Copy each line of the listing below where the word "date" turns up.

::: THE DATA :::

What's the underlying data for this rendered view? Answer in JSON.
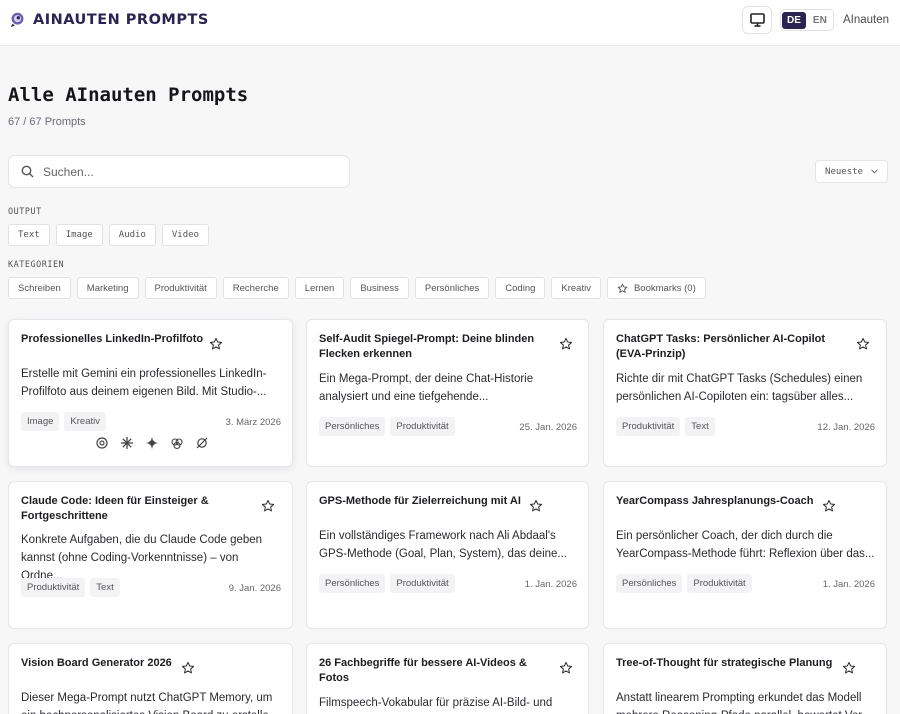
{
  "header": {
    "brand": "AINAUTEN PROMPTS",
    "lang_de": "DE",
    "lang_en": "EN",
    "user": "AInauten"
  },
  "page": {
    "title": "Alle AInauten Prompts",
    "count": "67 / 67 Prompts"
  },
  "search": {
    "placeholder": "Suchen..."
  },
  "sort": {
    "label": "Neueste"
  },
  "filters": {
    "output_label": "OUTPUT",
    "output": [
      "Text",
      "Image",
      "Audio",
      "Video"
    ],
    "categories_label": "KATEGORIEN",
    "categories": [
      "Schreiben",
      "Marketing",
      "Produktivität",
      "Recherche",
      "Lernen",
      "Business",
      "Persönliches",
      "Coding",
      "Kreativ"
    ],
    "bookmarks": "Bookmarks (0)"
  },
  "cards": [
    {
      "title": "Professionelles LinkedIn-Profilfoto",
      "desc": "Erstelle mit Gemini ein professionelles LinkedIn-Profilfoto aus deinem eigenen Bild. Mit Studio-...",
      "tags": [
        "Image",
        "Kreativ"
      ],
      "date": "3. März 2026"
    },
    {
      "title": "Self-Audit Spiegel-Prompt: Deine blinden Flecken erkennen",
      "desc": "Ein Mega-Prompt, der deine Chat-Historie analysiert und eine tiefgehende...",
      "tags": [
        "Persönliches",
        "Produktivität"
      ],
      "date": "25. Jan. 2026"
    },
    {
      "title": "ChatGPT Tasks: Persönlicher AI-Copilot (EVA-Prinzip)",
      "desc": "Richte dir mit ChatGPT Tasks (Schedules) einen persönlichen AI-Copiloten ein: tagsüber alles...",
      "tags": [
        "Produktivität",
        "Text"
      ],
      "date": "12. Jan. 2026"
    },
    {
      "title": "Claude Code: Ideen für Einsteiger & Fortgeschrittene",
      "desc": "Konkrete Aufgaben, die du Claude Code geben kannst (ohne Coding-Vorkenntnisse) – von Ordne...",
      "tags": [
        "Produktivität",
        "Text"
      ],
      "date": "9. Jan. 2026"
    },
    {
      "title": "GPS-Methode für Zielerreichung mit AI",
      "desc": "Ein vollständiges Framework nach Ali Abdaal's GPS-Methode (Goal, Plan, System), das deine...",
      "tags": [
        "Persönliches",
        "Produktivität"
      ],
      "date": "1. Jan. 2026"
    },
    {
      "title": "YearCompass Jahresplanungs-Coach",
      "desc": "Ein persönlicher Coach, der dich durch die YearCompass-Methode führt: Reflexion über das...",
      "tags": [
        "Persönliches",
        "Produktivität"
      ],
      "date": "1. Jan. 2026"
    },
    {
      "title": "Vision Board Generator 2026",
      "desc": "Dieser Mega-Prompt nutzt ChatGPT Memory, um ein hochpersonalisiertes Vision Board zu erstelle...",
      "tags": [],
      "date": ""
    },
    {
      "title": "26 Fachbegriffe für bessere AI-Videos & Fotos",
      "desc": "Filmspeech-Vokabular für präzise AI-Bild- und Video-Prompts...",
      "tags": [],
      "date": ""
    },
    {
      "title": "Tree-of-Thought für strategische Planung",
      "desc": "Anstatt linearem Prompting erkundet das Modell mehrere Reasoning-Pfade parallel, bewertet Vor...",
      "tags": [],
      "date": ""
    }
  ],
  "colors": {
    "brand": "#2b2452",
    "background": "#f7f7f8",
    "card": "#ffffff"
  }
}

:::
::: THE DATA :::

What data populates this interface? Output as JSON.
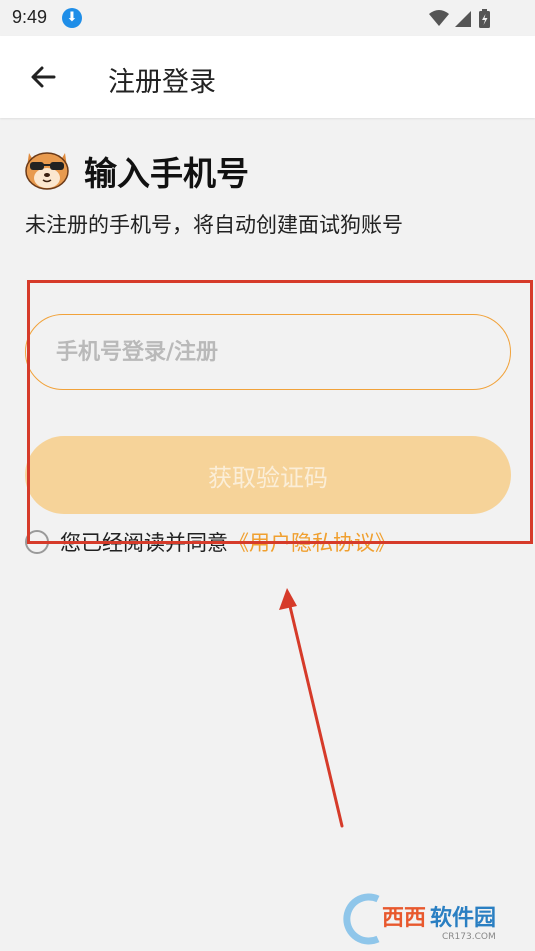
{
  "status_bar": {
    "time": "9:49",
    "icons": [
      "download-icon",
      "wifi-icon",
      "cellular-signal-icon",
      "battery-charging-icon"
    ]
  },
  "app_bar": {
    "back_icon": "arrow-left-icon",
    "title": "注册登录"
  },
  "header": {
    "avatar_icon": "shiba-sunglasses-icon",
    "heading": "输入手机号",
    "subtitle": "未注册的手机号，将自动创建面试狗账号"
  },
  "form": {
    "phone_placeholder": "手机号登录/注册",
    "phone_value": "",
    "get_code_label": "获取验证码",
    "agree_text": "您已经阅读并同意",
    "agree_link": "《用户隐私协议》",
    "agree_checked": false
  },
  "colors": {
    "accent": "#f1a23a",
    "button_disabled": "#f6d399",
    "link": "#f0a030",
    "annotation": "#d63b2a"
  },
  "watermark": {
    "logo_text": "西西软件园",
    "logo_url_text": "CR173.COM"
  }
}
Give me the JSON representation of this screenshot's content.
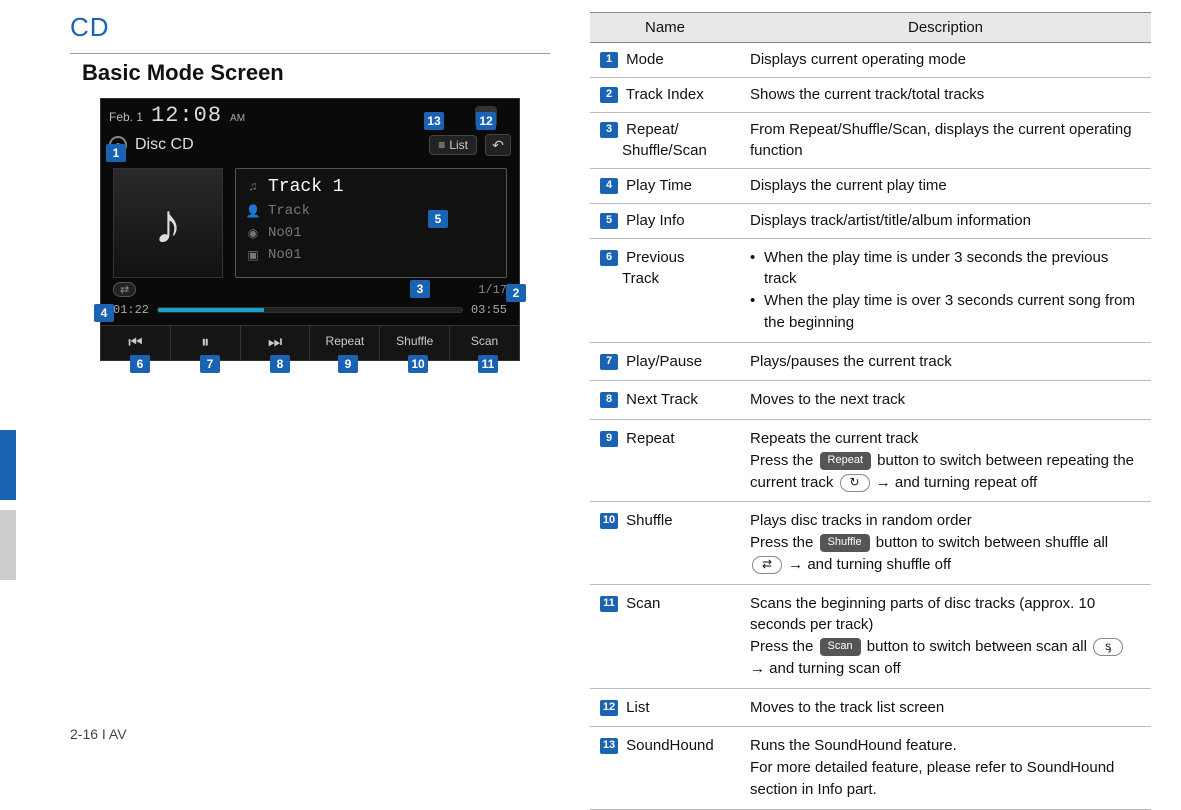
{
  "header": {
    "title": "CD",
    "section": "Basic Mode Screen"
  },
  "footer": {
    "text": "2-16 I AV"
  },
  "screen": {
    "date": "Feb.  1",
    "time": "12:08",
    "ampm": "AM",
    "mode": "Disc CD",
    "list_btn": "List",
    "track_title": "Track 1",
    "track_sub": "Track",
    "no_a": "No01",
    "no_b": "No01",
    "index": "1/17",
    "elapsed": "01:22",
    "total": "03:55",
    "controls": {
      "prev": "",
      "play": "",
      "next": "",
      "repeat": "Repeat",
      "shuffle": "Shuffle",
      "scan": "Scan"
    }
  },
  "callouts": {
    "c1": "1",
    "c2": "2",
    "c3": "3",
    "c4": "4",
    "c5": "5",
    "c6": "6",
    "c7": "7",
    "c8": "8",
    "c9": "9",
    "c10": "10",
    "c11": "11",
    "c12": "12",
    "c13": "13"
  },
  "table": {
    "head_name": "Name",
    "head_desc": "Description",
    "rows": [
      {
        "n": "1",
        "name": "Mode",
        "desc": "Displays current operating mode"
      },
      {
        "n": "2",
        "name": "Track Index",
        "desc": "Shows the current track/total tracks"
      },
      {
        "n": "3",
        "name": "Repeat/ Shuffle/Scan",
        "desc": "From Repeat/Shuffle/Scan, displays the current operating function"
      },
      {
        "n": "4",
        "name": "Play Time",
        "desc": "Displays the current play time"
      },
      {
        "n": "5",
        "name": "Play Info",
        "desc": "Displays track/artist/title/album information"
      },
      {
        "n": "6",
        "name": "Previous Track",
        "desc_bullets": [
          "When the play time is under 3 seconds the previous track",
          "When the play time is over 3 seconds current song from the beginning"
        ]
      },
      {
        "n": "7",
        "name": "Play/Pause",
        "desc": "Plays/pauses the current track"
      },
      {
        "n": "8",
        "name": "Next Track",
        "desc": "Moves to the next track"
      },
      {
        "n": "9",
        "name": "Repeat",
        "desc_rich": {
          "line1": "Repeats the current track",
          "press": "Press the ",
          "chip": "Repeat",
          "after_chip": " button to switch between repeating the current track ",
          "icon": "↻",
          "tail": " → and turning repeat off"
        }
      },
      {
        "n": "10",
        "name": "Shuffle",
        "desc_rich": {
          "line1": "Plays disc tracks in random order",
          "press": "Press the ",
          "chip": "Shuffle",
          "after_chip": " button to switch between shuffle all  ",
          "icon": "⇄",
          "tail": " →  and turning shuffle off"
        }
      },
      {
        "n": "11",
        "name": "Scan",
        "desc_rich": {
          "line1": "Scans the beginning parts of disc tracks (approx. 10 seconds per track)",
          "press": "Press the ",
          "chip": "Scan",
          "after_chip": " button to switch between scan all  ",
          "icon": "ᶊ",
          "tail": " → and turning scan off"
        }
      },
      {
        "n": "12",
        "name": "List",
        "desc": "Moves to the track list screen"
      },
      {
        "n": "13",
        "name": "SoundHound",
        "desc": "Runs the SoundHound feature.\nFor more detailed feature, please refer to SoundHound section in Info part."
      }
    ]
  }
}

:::
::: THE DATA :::

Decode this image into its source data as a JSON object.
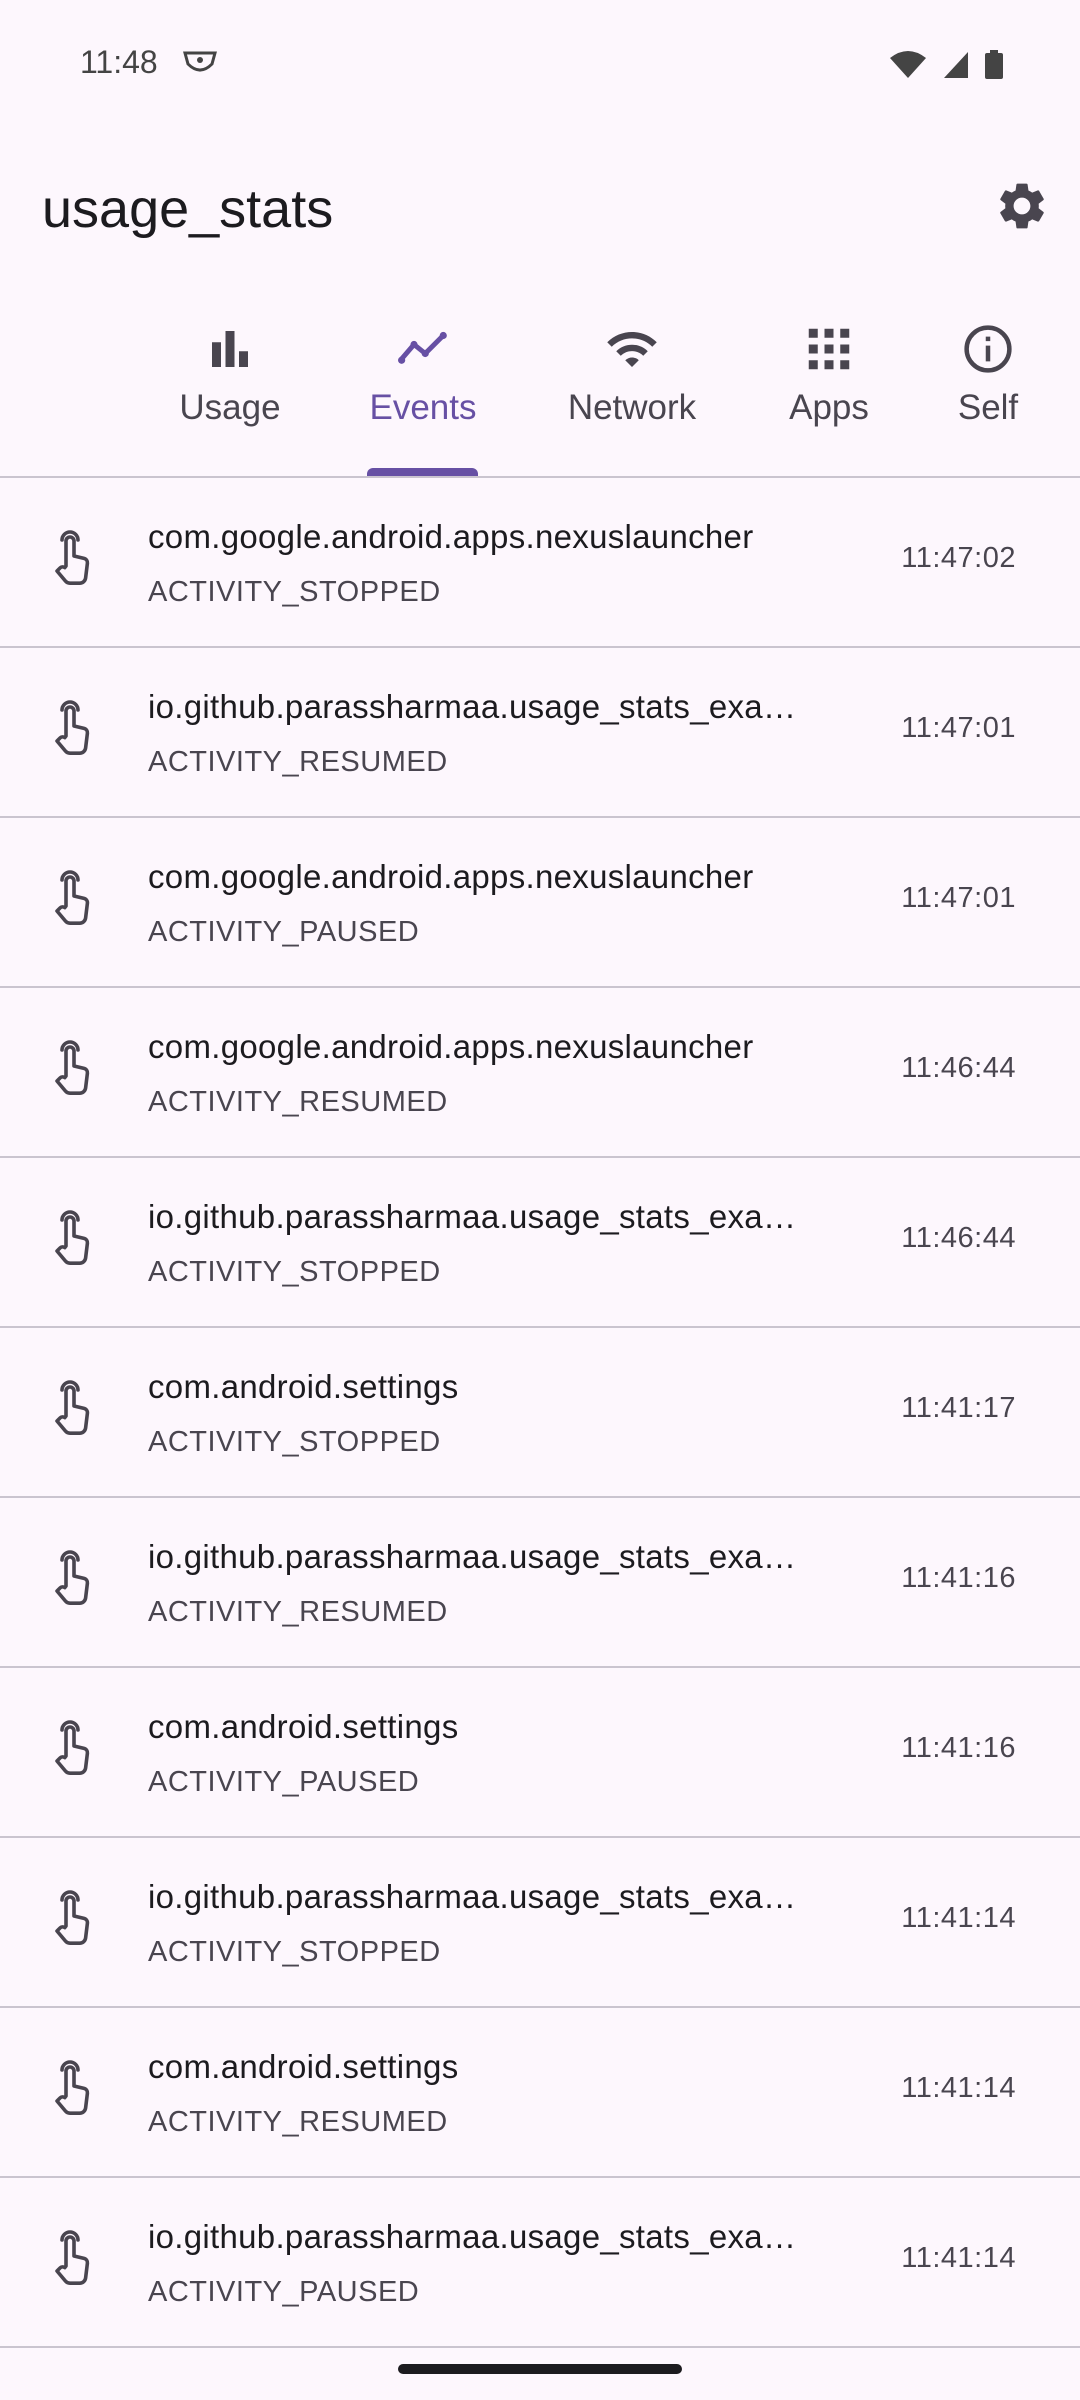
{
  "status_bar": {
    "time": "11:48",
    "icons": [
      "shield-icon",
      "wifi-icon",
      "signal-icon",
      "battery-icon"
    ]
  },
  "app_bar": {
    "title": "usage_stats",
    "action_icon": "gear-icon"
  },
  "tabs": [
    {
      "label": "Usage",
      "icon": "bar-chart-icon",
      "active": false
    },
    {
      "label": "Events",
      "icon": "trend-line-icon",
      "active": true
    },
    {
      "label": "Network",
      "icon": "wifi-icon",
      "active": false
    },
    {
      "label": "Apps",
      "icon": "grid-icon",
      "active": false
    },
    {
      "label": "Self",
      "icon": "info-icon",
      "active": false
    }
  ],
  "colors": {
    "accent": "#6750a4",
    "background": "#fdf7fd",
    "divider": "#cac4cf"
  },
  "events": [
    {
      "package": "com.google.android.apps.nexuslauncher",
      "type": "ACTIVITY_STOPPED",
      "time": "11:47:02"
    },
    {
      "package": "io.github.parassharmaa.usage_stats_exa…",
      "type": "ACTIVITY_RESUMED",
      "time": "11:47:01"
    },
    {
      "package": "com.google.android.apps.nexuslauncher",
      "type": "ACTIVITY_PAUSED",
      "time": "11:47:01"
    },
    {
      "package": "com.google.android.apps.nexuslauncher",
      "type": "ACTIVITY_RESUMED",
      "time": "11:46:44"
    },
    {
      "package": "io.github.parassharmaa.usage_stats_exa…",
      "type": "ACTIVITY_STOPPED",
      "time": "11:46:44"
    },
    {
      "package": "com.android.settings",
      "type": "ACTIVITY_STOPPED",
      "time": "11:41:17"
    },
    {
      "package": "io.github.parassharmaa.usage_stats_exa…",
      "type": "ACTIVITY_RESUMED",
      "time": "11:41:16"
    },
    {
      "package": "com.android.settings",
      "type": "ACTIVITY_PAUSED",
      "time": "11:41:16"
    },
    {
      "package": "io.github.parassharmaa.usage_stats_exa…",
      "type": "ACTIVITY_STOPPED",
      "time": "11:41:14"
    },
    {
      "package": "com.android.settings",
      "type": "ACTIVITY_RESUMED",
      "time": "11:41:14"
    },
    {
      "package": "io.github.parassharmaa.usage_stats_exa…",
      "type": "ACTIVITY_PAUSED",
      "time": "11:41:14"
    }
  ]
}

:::

* _YOUR RESPONSE_:
      "date": "3. März 2026"
      "date": "25. Jan. 2026"
      "date": "12. Jan. 2026"
      "date": "9. Jan. 2026"
      "date": "1. Jan. 2026"
      "date": "1. Jan. 2026"
      "date": ""
      "date": ""
      "date": ""
    "date": "Feb.  1",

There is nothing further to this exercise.